## EXTRACTED INFORMATION

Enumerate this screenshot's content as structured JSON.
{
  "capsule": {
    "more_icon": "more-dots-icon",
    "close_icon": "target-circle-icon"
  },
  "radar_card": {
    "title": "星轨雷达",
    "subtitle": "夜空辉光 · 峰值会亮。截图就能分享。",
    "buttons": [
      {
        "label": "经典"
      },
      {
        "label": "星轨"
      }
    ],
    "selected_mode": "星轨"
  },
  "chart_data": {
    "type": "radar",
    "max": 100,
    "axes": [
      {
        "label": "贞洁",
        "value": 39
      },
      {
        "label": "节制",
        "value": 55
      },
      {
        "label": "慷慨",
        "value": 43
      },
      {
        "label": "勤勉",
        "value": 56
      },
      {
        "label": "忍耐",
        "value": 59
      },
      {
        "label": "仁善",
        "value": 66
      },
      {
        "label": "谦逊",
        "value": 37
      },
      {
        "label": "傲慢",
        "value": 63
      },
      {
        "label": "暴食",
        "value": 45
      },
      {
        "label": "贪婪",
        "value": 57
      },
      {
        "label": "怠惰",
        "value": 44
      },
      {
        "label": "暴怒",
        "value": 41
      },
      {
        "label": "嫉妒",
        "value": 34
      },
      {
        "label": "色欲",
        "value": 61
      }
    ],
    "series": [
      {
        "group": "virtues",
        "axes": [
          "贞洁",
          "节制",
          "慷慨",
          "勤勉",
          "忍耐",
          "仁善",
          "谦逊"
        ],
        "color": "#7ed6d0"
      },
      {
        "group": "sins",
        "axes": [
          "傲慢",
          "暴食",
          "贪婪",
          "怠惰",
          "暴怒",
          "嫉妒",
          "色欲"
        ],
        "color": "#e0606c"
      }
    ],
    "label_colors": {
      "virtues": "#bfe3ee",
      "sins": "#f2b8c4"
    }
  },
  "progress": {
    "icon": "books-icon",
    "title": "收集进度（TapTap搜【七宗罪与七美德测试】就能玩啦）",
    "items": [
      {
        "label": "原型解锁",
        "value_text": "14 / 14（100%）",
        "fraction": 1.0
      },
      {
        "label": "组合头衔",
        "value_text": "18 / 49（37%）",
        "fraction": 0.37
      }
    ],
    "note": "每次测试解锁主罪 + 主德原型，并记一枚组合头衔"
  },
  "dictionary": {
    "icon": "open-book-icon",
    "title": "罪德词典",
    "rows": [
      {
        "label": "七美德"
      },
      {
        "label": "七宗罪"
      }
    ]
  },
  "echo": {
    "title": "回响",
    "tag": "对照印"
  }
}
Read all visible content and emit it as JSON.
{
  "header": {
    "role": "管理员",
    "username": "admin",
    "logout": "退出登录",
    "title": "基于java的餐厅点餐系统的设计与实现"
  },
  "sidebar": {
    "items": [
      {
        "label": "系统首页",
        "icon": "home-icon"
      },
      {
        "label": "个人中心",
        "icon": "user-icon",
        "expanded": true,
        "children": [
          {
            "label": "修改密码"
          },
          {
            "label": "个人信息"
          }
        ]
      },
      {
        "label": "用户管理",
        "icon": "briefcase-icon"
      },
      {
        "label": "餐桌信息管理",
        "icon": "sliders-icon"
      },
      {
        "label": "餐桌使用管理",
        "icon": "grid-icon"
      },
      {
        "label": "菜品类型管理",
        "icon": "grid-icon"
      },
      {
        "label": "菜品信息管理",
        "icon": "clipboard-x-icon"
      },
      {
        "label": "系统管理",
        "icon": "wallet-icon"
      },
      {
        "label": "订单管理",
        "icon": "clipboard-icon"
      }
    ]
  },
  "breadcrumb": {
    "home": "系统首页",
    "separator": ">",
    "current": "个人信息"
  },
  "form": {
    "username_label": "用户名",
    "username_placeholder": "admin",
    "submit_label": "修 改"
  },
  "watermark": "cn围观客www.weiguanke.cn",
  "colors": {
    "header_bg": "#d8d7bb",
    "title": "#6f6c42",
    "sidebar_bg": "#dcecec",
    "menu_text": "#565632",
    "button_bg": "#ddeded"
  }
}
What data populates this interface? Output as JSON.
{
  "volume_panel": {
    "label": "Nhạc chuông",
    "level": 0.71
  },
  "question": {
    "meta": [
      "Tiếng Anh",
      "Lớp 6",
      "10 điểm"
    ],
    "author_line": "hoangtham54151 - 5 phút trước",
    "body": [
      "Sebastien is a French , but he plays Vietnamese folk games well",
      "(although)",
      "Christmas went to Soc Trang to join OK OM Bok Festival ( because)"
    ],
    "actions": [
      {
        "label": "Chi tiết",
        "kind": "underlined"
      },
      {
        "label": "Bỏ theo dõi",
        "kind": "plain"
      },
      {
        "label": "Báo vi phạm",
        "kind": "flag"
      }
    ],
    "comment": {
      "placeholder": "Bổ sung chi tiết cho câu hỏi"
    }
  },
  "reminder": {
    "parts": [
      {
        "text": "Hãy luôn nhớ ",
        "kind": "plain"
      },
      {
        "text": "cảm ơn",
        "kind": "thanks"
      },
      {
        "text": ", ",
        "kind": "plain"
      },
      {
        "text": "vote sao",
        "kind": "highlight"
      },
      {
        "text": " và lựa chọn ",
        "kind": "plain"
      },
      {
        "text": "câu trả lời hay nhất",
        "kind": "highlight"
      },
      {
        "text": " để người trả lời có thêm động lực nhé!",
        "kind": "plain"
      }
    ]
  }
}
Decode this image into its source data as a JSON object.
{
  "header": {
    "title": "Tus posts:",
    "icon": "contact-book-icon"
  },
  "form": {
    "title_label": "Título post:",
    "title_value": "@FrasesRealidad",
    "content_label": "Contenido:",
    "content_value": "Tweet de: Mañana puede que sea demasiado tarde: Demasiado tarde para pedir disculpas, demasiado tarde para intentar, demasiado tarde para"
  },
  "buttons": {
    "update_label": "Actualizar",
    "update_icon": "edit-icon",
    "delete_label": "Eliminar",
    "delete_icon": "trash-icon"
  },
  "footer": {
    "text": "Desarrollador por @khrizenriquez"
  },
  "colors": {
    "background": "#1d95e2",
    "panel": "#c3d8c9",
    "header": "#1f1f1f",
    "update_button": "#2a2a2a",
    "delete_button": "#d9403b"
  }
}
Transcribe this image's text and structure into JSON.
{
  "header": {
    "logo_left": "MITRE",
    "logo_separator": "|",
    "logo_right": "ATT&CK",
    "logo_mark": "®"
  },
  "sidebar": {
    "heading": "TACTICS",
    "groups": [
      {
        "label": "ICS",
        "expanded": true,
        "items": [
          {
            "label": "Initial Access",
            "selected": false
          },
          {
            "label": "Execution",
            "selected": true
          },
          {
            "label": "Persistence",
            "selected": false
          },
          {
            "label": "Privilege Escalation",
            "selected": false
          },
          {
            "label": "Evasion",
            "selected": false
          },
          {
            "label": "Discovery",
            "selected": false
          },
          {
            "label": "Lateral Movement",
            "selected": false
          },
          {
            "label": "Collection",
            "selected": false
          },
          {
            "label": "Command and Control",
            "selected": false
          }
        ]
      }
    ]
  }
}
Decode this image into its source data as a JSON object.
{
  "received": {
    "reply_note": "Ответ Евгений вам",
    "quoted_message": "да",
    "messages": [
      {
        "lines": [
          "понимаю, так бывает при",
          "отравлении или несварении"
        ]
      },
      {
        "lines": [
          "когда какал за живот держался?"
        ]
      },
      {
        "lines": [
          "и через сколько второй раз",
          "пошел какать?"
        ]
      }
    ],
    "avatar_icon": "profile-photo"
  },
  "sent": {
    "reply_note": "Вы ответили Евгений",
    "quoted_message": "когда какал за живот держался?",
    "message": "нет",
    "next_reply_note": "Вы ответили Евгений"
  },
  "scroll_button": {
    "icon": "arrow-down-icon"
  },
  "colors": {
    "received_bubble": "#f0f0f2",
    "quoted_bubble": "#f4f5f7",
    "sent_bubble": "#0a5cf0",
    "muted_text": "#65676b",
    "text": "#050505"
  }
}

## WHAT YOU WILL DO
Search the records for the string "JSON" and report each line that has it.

## RESPONSE TO THE EXERCISE
Enumerate this screenshot's content as structured JSON.
Read all visible content and emit it as JSON.
What data populates this interface? Output as JSON.
Decode this image into its source data as a JSON object.
Transcribe this image's text and structure into JSON.
Decode this image into its source data as a JSON object.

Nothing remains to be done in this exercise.